Semantic web technology has been slower to gain a foothold than expected - even Google, some would argue, were late starters. But Stankovic, who has a quietly confident twinkle in his eye, has long believed that it is not simply an academic technology but one that will have real application in industry, and on the user experience. During the course of his PhD, he settled on the travel industry because it is a “domain where end users today really suffer”.
When planning a trip, people today typically spend 48 hours looking at different websites before making a final decision. While some of this dreaming and planning may be enjoyable, Stankovic argues that too much time is wasted in the process of comparing different sites to be absolutely certain before making a travel purchase.
How it works
Sépage takes a different approach to the classic approach of using big data technologies and machine learning which has been used by the likes of Amazon and Google. Whereas Amazon relies on browsing history and the data of many, Sépage’s technology generates user knowledge at the second click. Rather than being product agnostic, it adds information about a particular place by harnessing rich data from the public web and from social sources from the likes of Wikipedia and Foursquare.
“We use freely available public data and treat it intelligently so there is no need to buy user history, which can be costly,” explains Stankovic. “We are also completely compatible with new user legislation around privacy because the user can remain completely anonymous.”

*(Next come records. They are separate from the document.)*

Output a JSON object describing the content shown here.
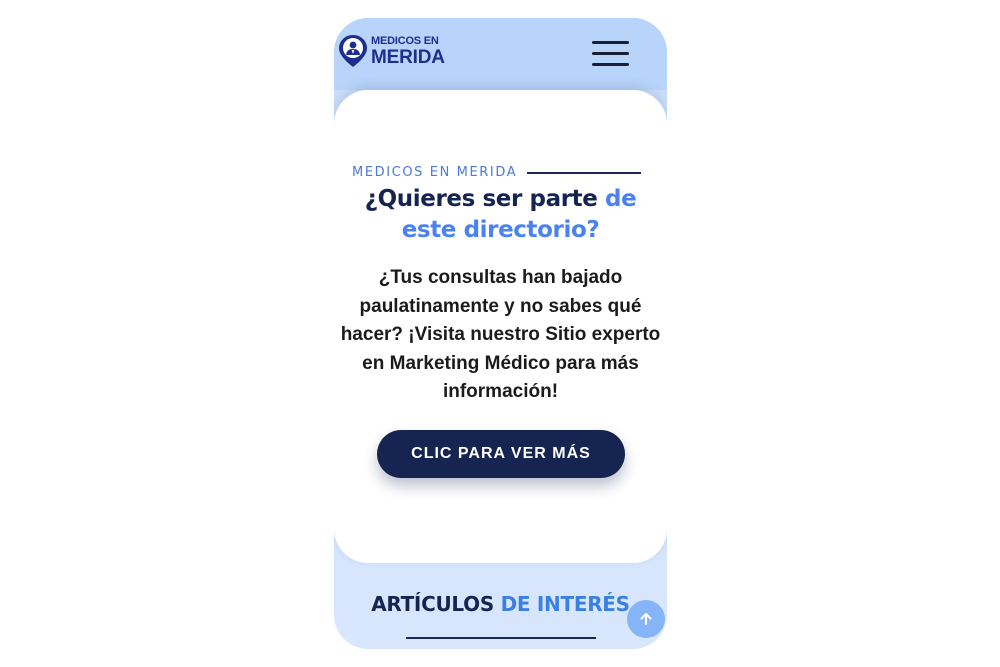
{
  "header": {
    "logo_line1": "MEDICOS EN",
    "logo_line2": "MERIDA",
    "menu_icon": "hamburger-menu-icon"
  },
  "hero": {
    "eyebrow": "MEDICOS EN MERIDA",
    "headline_part1": "¿Quieres ser parte ",
    "headline_accent1": "de",
    "headline_accent2": "este directorio?",
    "body_line1": "¿Tus consultas han bajado",
    "body_line2": "paulatinamente y no sabes qué",
    "body_line3": "hacer? ¡Visita nuestro Sitio experto",
    "body_line4": "en Marketing Médico para más",
    "body_line5": "información!",
    "cta_label": "CLIC PARA VER MÁS"
  },
  "articles": {
    "title_part1": "ARTÍCULOS ",
    "title_accent": "DE INTERÉS"
  },
  "scroll_top_icon": "arrow-up-icon",
  "colors": {
    "header_bg": "#b8d4fa",
    "navy": "#152451",
    "accent_blue": "#4a82f2",
    "eyebrow_blue": "#4c7ad8",
    "scroll_btn": "#85b4f7"
  }
}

So, a brand new user arrives on site and searches on Barcelona. Now, anybody who has been to Barcelona will know that this is a city that could be associated with Gaudi, architecture, museums, nightlife or even the beach. The user’s second click is Berlin, also a city with a lot on offer. But, says Stankovic, if you look at the intersection between Barcelona and Berlin, you’ll probably find that the common ground is nightlife. Had the user clicked on Bilbao, then you might find that the intersection is architecture.
From the second click then, the firm has a better idea of what to propose to the user who, according to Stankovic, is 10-15% more likely to remain engaged on the site than going elsewhere to compare. Better still, they are 18% more likely to convert. Keeping users engaged for longer, and ultimately converting them is a holy grail for any travel brand.
Simply put, intelligent recommendations, once the domain of real-world travel agencies, are now possible using this technology.
Sépage began commercialising the product in September and the firm now has ten clients. With a sales person in London and Paris, and Google helping to raise its profile, the firm is well placed to move quickly in a sizable market; the technology is relevant to all online travel agencies as well as airlines and hotels, providing they have at least 20 properties.
Runner up to Sépage was Revinate. The latter’s inGuest product aims to help hotels connect with guests across the entire travel lifecycle, and drive much-needed new revenues.
Sépage and Revinate beat off competition from the other ten entrants. Previous finalists of the awards have included HotelTonight, Room77, Kayak and Hipmunk.
Judges included EyeforTravel’s Gunstone, as well as Clive Jacobs, CEO, TravelWeekly, Tim Hentschel, CEO, Hotelplanner and Charlie Woolnough, an independent fund director.
Hentschel, a pioneer in the group online travel space with his firm HotelPlanner, said he was proud to chair a session which each year recognised innovation in the industry and gave support to exciting new start-ups.